Addresses for the ARRL, the FCC, and your elected Federal Congress

 

ARRL Headquarters

Dan Henderson N1ND

225 Main Street

Newington. CT 06111

 

Federal Communications Commission

Marlene H Dortch

Office of the Secretary, Room TW-B204

445 12th Street SW

Washington, DC 20554

 

If you rather use the FCC Web site to file your comments

on the ECFS (electronic comment filing system)

use  https://www.fcc.gov/ecfs/filings

 

 

To find you Federal Representative in Congress use Google or

go to     house.gov
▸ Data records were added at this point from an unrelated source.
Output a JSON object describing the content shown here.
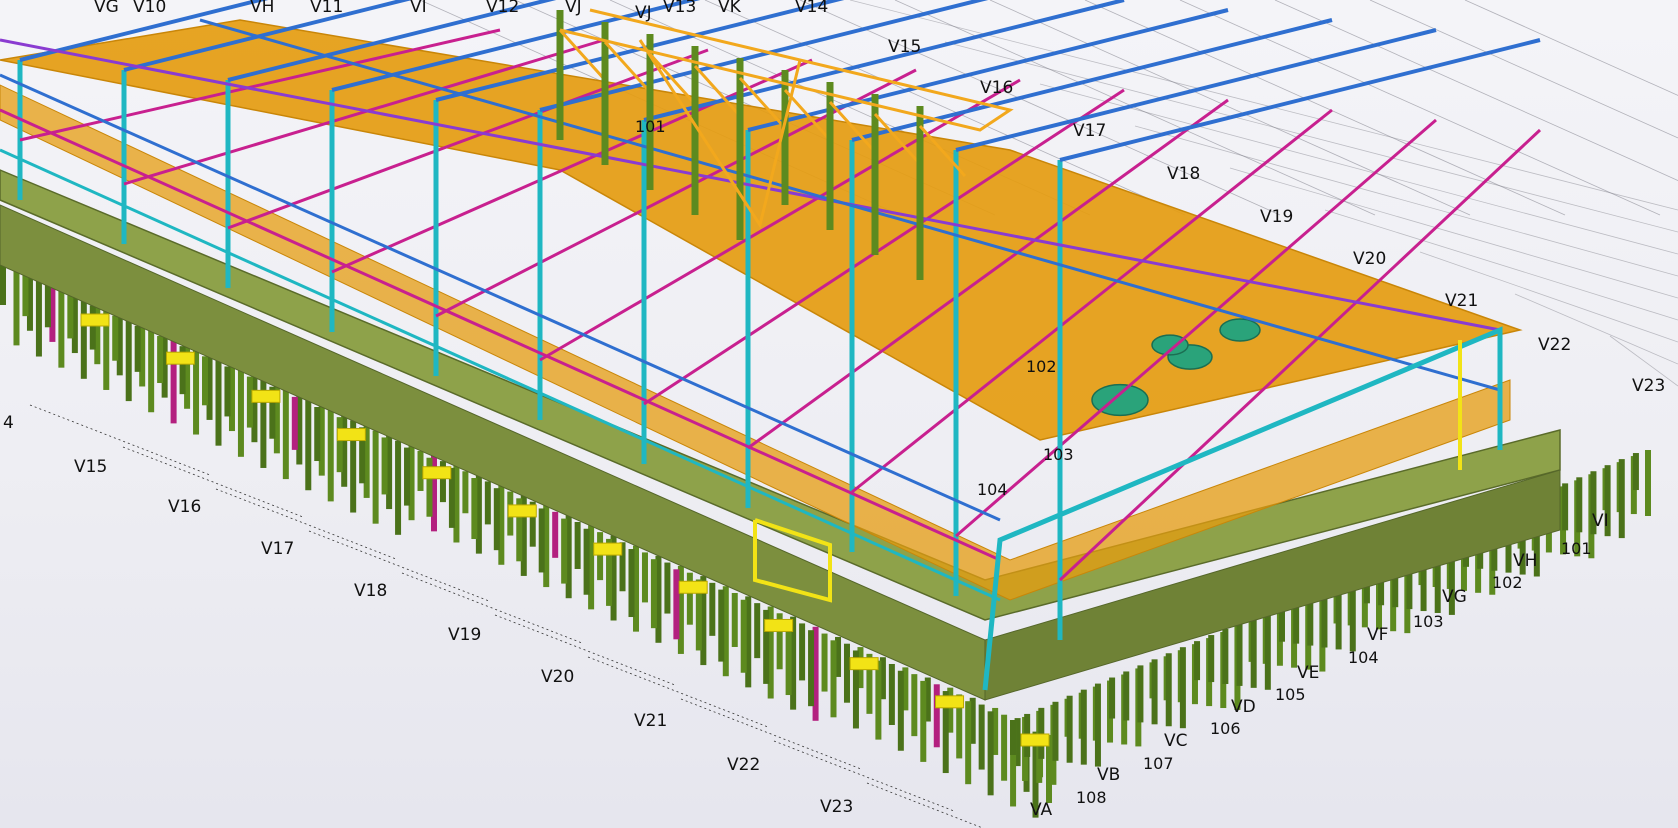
{
  "viewport": {
    "colors": {
      "slab": "#e59c10",
      "slab_dark": "#c98608",
      "floor": "#8ea24a",
      "pile": "#5d8a1f",
      "pile_dark": "#4b721a",
      "pile_magenta": "#b3207f",
      "column_cyan": "#1fb7c2",
      "beam_blue": "#2f6fd0",
      "beam_magenta": "#c8208f",
      "beam_purple": "#8a3bd1",
      "truss_orange": "#f2a81d",
      "pad_yellow": "#f2e316",
      "gridline": "#7c7c86"
    },
    "grid_labels": [
      {
        "text": "VG",
        "name": "grid-label-vg-top"
      },
      {
        "text": "V10",
        "name": "grid-label-v10"
      },
      {
        "text": "VH",
        "name": "grid-label-vh-top"
      },
      {
        "text": "V11",
        "name": "grid-label-v11"
      },
      {
        "text": "VI",
        "name": "grid-label-vi-top"
      },
      {
        "text": "V12",
        "name": "grid-label-v12"
      },
      {
        "text": "VJ",
        "name": "grid-label-vj-a"
      },
      {
        "text": "VJ",
        "name": "grid-label-vj-b"
      },
      {
        "text": "V13",
        "name": "grid-label-v13"
      },
      {
        "text": "VK",
        "name": "grid-label-vk"
      },
      {
        "text": "V14",
        "name": "grid-label-v14-top"
      },
      {
        "text": "V15",
        "name": "grid-label-v15-top"
      },
      {
        "text": "V16",
        "name": "grid-label-v16-top"
      },
      {
        "text": "V17",
        "name": "grid-label-v17-top"
      },
      {
        "text": "V18",
        "name": "grid-label-v18-top"
      },
      {
        "text": "V19",
        "name": "grid-label-v19-top"
      },
      {
        "text": "V20",
        "name": "grid-label-v20-top"
      },
      {
        "text": "V21",
        "name": "grid-label-v21-top"
      },
      {
        "text": "V22",
        "name": "grid-label-v22-top"
      },
      {
        "text": "V23",
        "name": "grid-label-v23-top"
      },
      {
        "text": "4",
        "name": "grid-label-v14-left"
      },
      {
        "text": "V15",
        "name": "grid-label-v15-bottom"
      },
      {
        "text": "V16",
        "name": "grid-label-v16-bottom"
      },
      {
        "text": "V17",
        "name": "grid-label-v17-bottom"
      },
      {
        "text": "V18",
        "name": "grid-label-v18-bottom"
      },
      {
        "text": "V19",
        "name": "grid-label-v19-bottom"
      },
      {
        "text": "V20",
        "name": "grid-label-v20-bottom"
      },
      {
        "text": "V21",
        "name": "grid-label-v21-bottom"
      },
      {
        "text": "V22",
        "name": "grid-label-v22-bottom"
      },
      {
        "text": "V23",
        "name": "grid-label-v23-bottom"
      },
      {
        "text": "VA",
        "name": "grid-label-va"
      },
      {
        "text": "VB",
        "name": "grid-label-vb"
      },
      {
        "text": "VC",
        "name": "grid-label-vc"
      },
      {
        "text": "VD",
        "name": "grid-label-vd"
      },
      {
        "text": "VE",
        "name": "grid-label-ve"
      },
      {
        "text": "VF",
        "name": "grid-label-vf"
      },
      {
        "text": "VG",
        "name": "grid-label-vg-right"
      },
      {
        "text": "VH",
        "name": "grid-label-vh-right"
      },
      {
        "text": "VI",
        "name": "grid-label-vi-right"
      }
    ],
    "level_labels": [
      {
        "text": "101",
        "name": "level-label-101-top"
      },
      {
        "text": "102",
        "name": "level-label-102-mid"
      },
      {
        "text": "103",
        "name": "level-label-103-mid"
      },
      {
        "text": "104",
        "name": "level-label-104-mid"
      },
      {
        "text": "101",
        "name": "level-label-101-right"
      },
      {
        "text": "102",
        "name": "level-label-102-right"
      },
      {
        "text": "103",
        "name": "level-label-103-right"
      },
      {
        "text": "104",
        "name": "level-label-104-right"
      },
      {
        "text": "105",
        "name": "level-label-105"
      },
      {
        "text": "106",
        "name": "level-label-106"
      },
      {
        "text": "107",
        "name": "level-label-107"
      },
      {
        "text": "108",
        "name": "level-label-108"
      }
    ]
  }
}
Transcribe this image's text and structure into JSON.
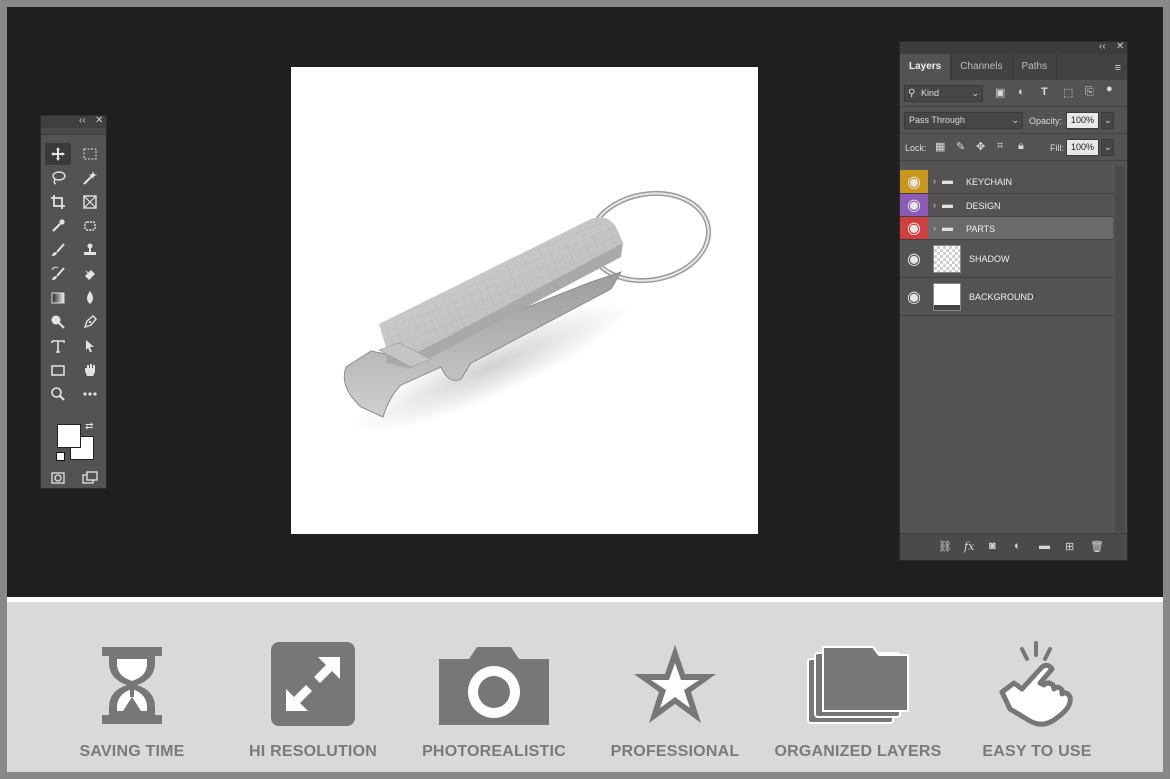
{
  "tools_panel": {
    "collapse_label": "‹‹",
    "close_label": "✕"
  },
  "layers_panel": {
    "collapse_label": "‹‹",
    "close_label": "✕",
    "tabs": [
      {
        "label": "Layers"
      },
      {
        "label": "Channels"
      },
      {
        "label": "Paths"
      }
    ],
    "filter_kind": "Kind",
    "blend_mode": "Pass Through",
    "opacity_label": "Opacity:",
    "opacity_value": "100%",
    "lock_label": "Lock:",
    "fill_label": "Fill:",
    "fill_value": "100%",
    "layers": [
      {
        "name": "KEYCHAIN",
        "color": "#c8961a",
        "type": "group"
      },
      {
        "name": "DESIGN",
        "color": "#8a5ab4",
        "type": "group"
      },
      {
        "name": "PARTS",
        "color": "#cf3f3f",
        "type": "group"
      },
      {
        "name": "SHADOW",
        "color": "",
        "type": "layer"
      },
      {
        "name": "BACKGROUND",
        "color": "",
        "type": "layer"
      }
    ]
  },
  "features": [
    {
      "label": "SAVING TIME",
      "icon": "hourglass-icon"
    },
    {
      "label": "HI RESOLUTION",
      "icon": "expand-icon"
    },
    {
      "label": "PHOTOREALISTIC",
      "icon": "camera-icon"
    },
    {
      "label": "PROFESSIONAL",
      "icon": "star-icon"
    },
    {
      "label": "ORGANIZED LAYERS",
      "icon": "folders-icon"
    },
    {
      "label": "EASY TO USE",
      "icon": "hand-click-icon"
    }
  ],
  "colors": {
    "workspace": "#1f1f1f",
    "panel": "#535353",
    "feature_icon": "#777777",
    "feature_text": "#7a7a7a"
  }
}
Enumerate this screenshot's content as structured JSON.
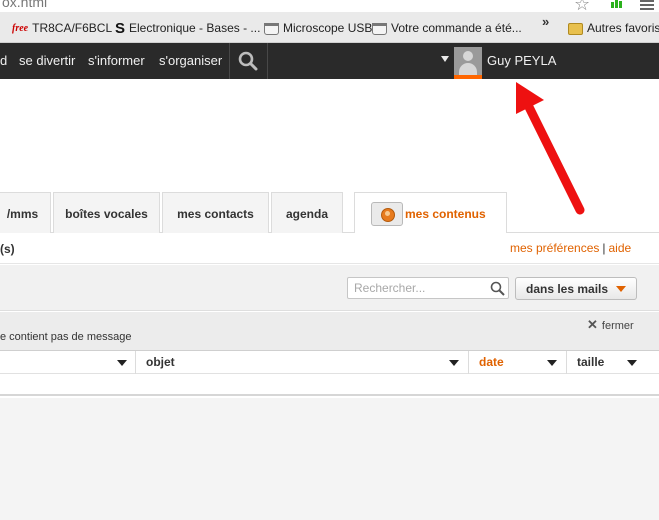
{
  "browser": {
    "url_fragment": "ox.html",
    "bookmarks": [
      {
        "label": "TR8CA/F6BCL",
        "icon": "free-icon"
      },
      {
        "label": "Electronique - Bases - ...",
        "icon": "s-icon"
      },
      {
        "label": "Microscope USB",
        "icon": "cart-icon"
      },
      {
        "label": "Votre commande a été...",
        "icon": "cart-icon"
      }
    ],
    "more_bookmarks": "»",
    "other_bookmarks": "Autres favoris"
  },
  "nav": {
    "items": [
      "d",
      "se divertir",
      "s'informer",
      "s'organiser"
    ],
    "user_name": "Guy PEYLA"
  },
  "tabs": [
    {
      "label": "/mms"
    },
    {
      "label": "boîtes vocales"
    },
    {
      "label": "mes contacts"
    },
    {
      "label": "agenda"
    },
    {
      "label": "mes contenus"
    }
  ],
  "subheader": {
    "count": "(s)",
    "preferences": "mes préférences",
    "separator": "|",
    "help": "aide"
  },
  "toolbar": {
    "search_placeholder": "Rechercher...",
    "scope_label": "dans les mails"
  },
  "info": {
    "message": "e contient pas de message",
    "close_label": "fermer"
  },
  "table": {
    "columns": [
      "",
      "objet",
      "date",
      "taille"
    ]
  },
  "colors": {
    "accent": "#e06200",
    "navbar": "#2a2a2a",
    "annotation": "#ee1111"
  }
}
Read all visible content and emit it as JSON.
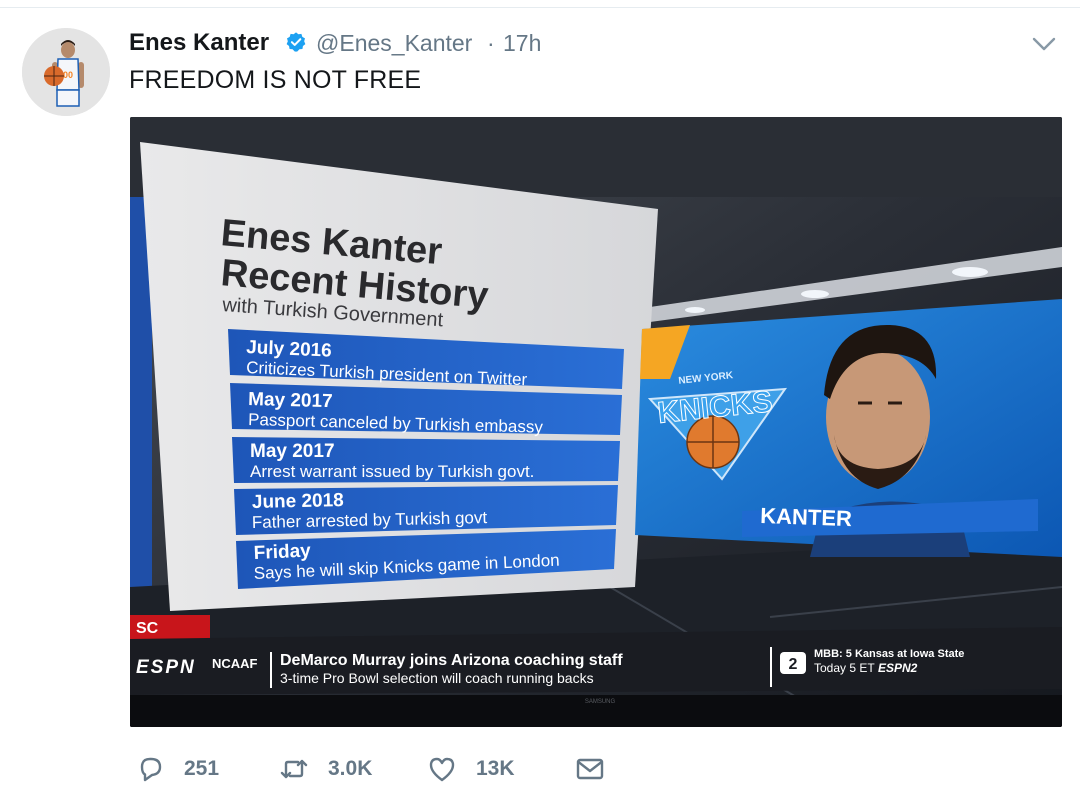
{
  "tweet": {
    "author_name": "Enes Kanter",
    "handle": "@Enes_Kanter",
    "separator": "·",
    "timestamp": "17h",
    "text": "FREEDOM IS NOT FREE",
    "verified": true
  },
  "media": {
    "graphic_title_line1": "Enes Kanter",
    "graphic_title_line2": "Recent History",
    "graphic_subtitle": "with Turkish Government",
    "timeline": [
      {
        "date": "July 2016",
        "event": "Criticizes Turkish president on Twitter"
      },
      {
        "date": "May 2017",
        "event": "Passport canceled by Turkish embassy"
      },
      {
        "date": "May 2017",
        "event": "Arrest warrant issued by Turkish govt."
      },
      {
        "date": "June 2018",
        "event": "Father arrested by Turkish govt"
      },
      {
        "date": "Friday",
        "event": "Says he will skip Knicks game in London"
      }
    ],
    "player_label": "KANTER",
    "team_logo_text_top": "NEW YORK",
    "team_logo_text": "KNICKS",
    "show_bug": "SC",
    "network": "ESPN",
    "ticker_category": "NCAAF",
    "ticker_headline": "DeMarco Murray joins Arizona coaching staff",
    "ticker_subline": "3-time Pro Bowl selection will coach running backs",
    "promo_line1": "MBB: 5 Kansas at Iowa State",
    "promo_line2": "Today 5 ET",
    "promo_network": "ESPN2",
    "promo_badge": "2",
    "tv_brand": "SAMSUNG"
  },
  "actions": {
    "reply_count": "251",
    "retweet_count": "3.0K",
    "like_count": "13K"
  },
  "icons": {
    "reply": "reply-icon",
    "retweet": "retweet-icon",
    "like": "heart-icon",
    "dm": "envelope-icon",
    "verified": "verified-badge-icon",
    "menu": "chevron-down-icon"
  },
  "colors": {
    "verified_blue": "#1da1f2",
    "meta_gray": "#657786",
    "knicks_blue": "#1d5fb4",
    "knicks_orange": "#f58426",
    "espn_red": "#d41a1f"
  }
}
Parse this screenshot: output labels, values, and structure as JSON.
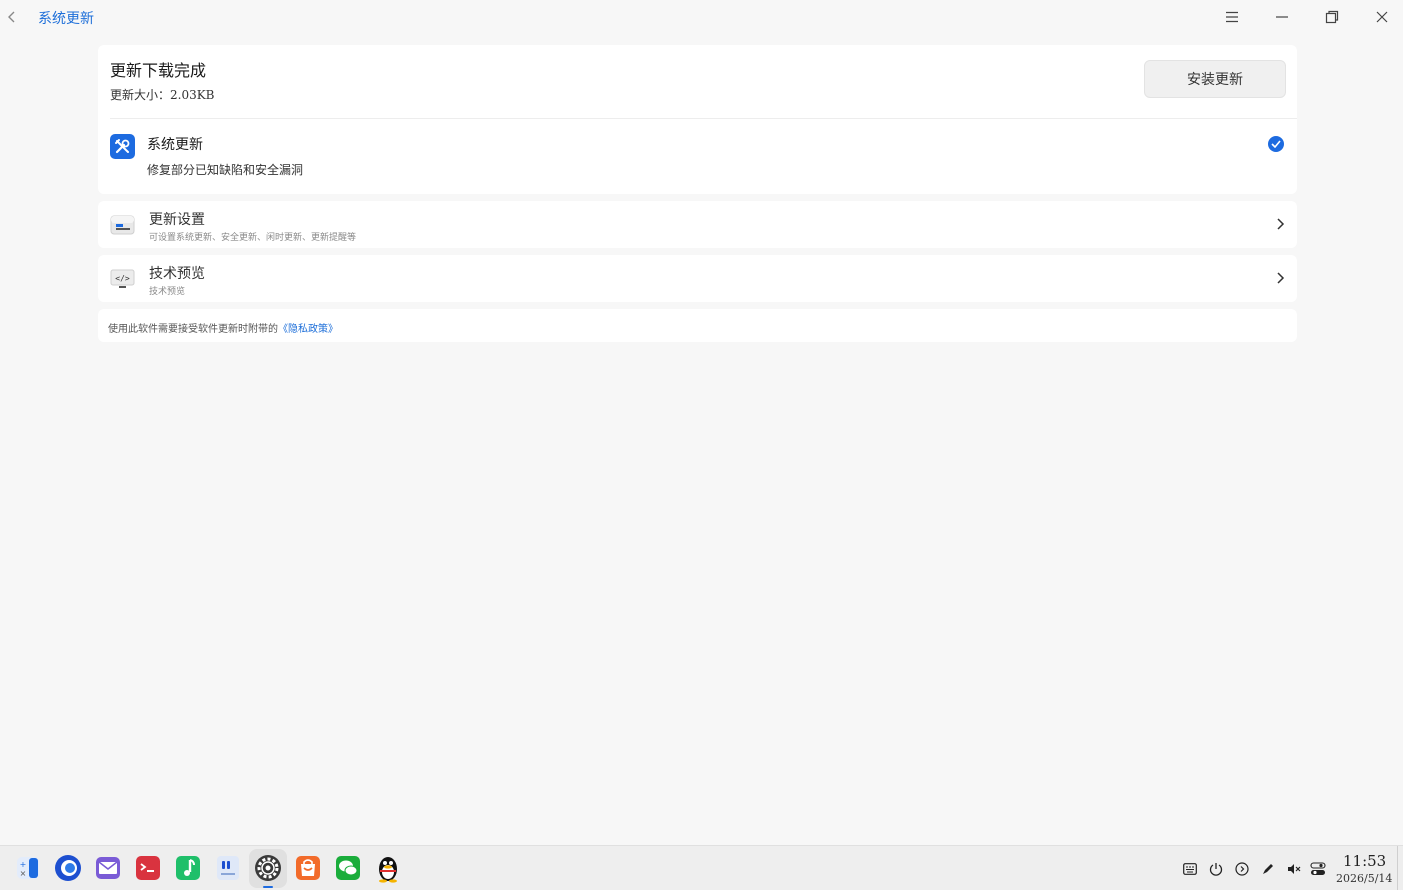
{
  "window": {
    "breadcrumb": "系统更新",
    "controls": [
      "menu-icon",
      "minimize-icon",
      "maximize-icon",
      "close-icon"
    ]
  },
  "download": {
    "title": "更新下载完成",
    "size_label": "更新大小：2.03KB",
    "install_button": "安装更新"
  },
  "system_update": {
    "title": "系统更新",
    "description": "修复部分已知缺陷和安全漏洞",
    "checked": true
  },
  "settings_rows": [
    {
      "title": "更新设置",
      "subtitle": "可设置系统更新、安全更新、闲时更新、更新提醒等",
      "icon": "update-settings-icon"
    },
    {
      "title": "技术预览",
      "subtitle": "技术预览",
      "icon": "code-preview-icon"
    }
  ],
  "footer": {
    "text": "使用此软件需要接受软件更新时附带的",
    "link": "《隐私政策》"
  },
  "taskbar": {
    "apps": [
      "launcher",
      "browser",
      "mail",
      "terminal",
      "music",
      "text-editor",
      "settings",
      "app-store",
      "wechat",
      "qq"
    ],
    "active_app": "settings",
    "tray": [
      "keyboard-icon",
      "power-icon",
      "media-icon",
      "pen-icon",
      "volume-muted-icon",
      "toggle-icon"
    ],
    "time": "11:53",
    "date": "2026/5/14"
  },
  "colors": {
    "accent": "#1d6be0",
    "background": "#f7f7f7",
    "card": "#ffffff"
  }
}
You may have to give your ZIP code or even your full address to get the right representative

 

 

 

To find you Federal Senator in Congress use Google or

go to     senate.gov

You will have to enter your state

 

 

If you feel the NTIA ( the FCC equivalent for Government spectrum users)

needs to hear from you. Since they share several of their frequencies with radio amateurs

( we are secondary users) they sometimes make good allies.

This contact must be used with care - do not contact them unless you have a strong reason to believe 

They have a vested interest in agreeing with our continued usage.